Quick Tips to Improve Training Quality
Creating elearning can be both time-consuming and intense. To help make it a little easier, here are three tips that can have an outsized effect.
Link objectives to content.
If you use an objective-driven process (and you should), include a text reference to each objective when you write the content related to the objective’s topic.
How does this help? It ensures that the screen content is clearly related to an objective. (At Microassist, we do this with a short text description—such as “EO1 List the things”—in the notes section of our PowerPoint storyboard.) If a subject matter expert says, “We need to talk about X,” the response can be “Which objective should I link this to?” (If the answer is “none,” congratulations! Scope creep has been prevented.) As a bonus, if each knowledge check or exam question also includes a text reference to the objective, you’ve ensured that each question measures an objective and has content that addresses it.
Read the course out loud.
Before the course is finalized, read the text—screen content, narration, everything—out loud.

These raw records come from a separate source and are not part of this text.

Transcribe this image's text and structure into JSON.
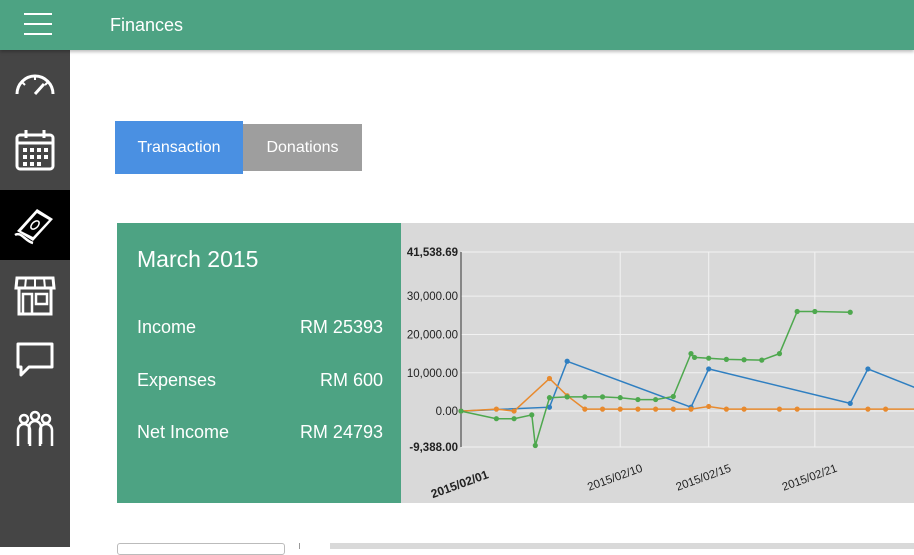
{
  "app": {
    "title": "Finances"
  },
  "sidebar": {
    "items": [
      {
        "icon": "speedometer-icon"
      },
      {
        "icon": "calendar-icon"
      },
      {
        "icon": "money-icon",
        "active": true
      },
      {
        "icon": "store-icon"
      },
      {
        "icon": "chat-icon"
      },
      {
        "icon": "people-icon"
      }
    ]
  },
  "tabs": {
    "transaction": "Transaction",
    "donations": "Donations"
  },
  "summary": {
    "month": "March 2015",
    "income_label": "Income",
    "income_value": "RM 25393",
    "expenses_label": "Expenses",
    "expenses_value": "RM 600",
    "net_label": "Net Income",
    "net_value": "RM 24793"
  },
  "chart_data": {
    "type": "line",
    "y_ticks": [
      "41,538.69",
      "30,000.00",
      "20,000.00",
      "10,000.00",
      "0.00",
      "-9,388.00"
    ],
    "x_ticks": [
      "2015/02/01",
      "2015/02/10",
      "2015/02/15",
      "2015/02/21"
    ],
    "ylim": [
      -9388,
      41538.69
    ],
    "grid": true,
    "series": [
      {
        "color": "#2f7fc1",
        "points": [
          [
            0,
            0
          ],
          [
            5,
            1000
          ],
          [
            6,
            13000
          ],
          [
            13,
            1000
          ],
          [
            14,
            11000
          ],
          [
            22,
            2000
          ],
          [
            23,
            11000
          ],
          [
            26,
            5500
          ]
        ]
      },
      {
        "color": "#e88a2e",
        "points": [
          [
            0,
            0
          ],
          [
            2,
            500
          ],
          [
            3,
            0
          ],
          [
            5,
            8500
          ],
          [
            6,
            4000
          ],
          [
            7,
            500
          ],
          [
            8,
            500
          ],
          [
            9,
            500
          ],
          [
            10,
            500
          ],
          [
            11,
            500
          ],
          [
            12,
            500
          ],
          [
            13,
            500
          ],
          [
            14,
            1200
          ],
          [
            15,
            500
          ],
          [
            16,
            500
          ],
          [
            18,
            500
          ],
          [
            19,
            500
          ],
          [
            23,
            500
          ],
          [
            24,
            500
          ],
          [
            26,
            500
          ]
        ]
      },
      {
        "color": "#4ea84e",
        "points": [
          [
            0,
            0
          ],
          [
            2,
            -2000
          ],
          [
            3,
            -2000
          ],
          [
            4,
            -1000
          ],
          [
            4.2,
            -9000
          ],
          [
            5,
            3500
          ],
          [
            6,
            3700
          ],
          [
            7,
            3700
          ],
          [
            8,
            3700
          ],
          [
            9,
            3500
          ],
          [
            10,
            3000
          ],
          [
            11,
            3000
          ],
          [
            12,
            3800
          ],
          [
            13,
            15000
          ],
          [
            13.2,
            14000
          ],
          [
            14,
            13800
          ],
          [
            15,
            13500
          ],
          [
            16,
            13400
          ],
          [
            17,
            13300
          ],
          [
            18,
            15000
          ],
          [
            19,
            26000
          ],
          [
            20,
            26000
          ],
          [
            22,
            25800
          ]
        ]
      }
    ]
  }
}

How does this help? How often have you seen a mistyped word that has the correct spelling for the wrong word (like “faulty” for “faculty”)? Or noticed that small words like “for” or “the” are missing? Or realized that when a verb was changed from plural to singular, the noun wasn’t changed? Reading things out loud forces the reader to slow down and helps highlight mistakes, making them more likely to be caught.

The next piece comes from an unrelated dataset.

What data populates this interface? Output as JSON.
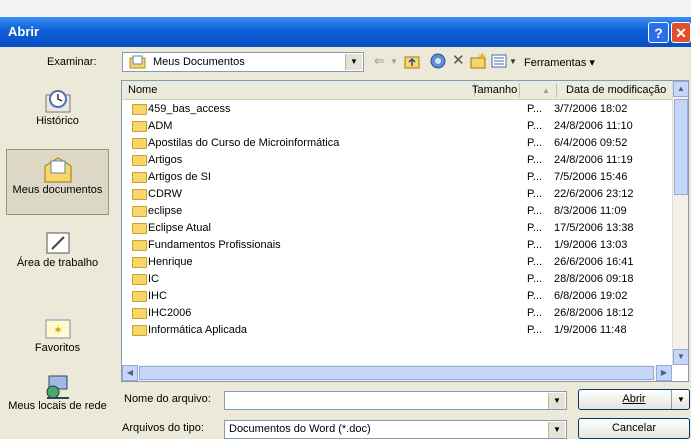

[Editor’s note: If you aim for style precision, you may enjoy “A Note on Details: Which versus What?” It asks whether elearning multiple choice questions should begin with “what option should you choose” or “which option should you choose”? Correct spelling is obviously important—do wording details like this really matter?]
Navigate the course with a keyboard.
See if a user can make it through the whole course, accessing all of the interactions and completing the knowledge checks and quizzes, using only the keyboard.
How does this help? Keyboard access is one of the most important factors when ensuring that a course is accessible to people with disabilities (for an in-depth exploration of what’s required for accessible online training, see our new Training Manager’s Guide to Accessible Elearning). Successful navigation with a keyboard means that people who can’t manipulate a mouse can complete the course—as can those who use a screen reader. As a bonus, it means that the course is easier to navigate for those who prefer to use a keyboard.
The creation of elearning is a complex and multifaceted process. These simple things can make the lift a lot easier and improve training quality.
Want to raise the quality of your learning but are strapped for personnel?
More on training quality and effectiveness
- Creativity within Constraints: When Cost, Resource Scarcity, or Deadlines Make Effective Elearning Seem Out of Reach — Budget limits. Deadlines. Legacy tools. They don’t have to mean sacrificing creativity, engagement, or effectiveness. An interaction catalog can help you develop effective elearning under constraints.
- 3 Essential Elements for Evaluating Training Effectiveness — Is your training working? How do you know? Here’s guidance on evaluating your workplace training and ensuring you’re meeting the business goals training was supposed to support.
- The Importance of Using Roles When Developing Learning — Want to provide consistently high-quality training? Here’s why using roles to organize your process is so important to developing learning.
This article was originally published in our July 2018 issue of our Learning Dispatch newsletter.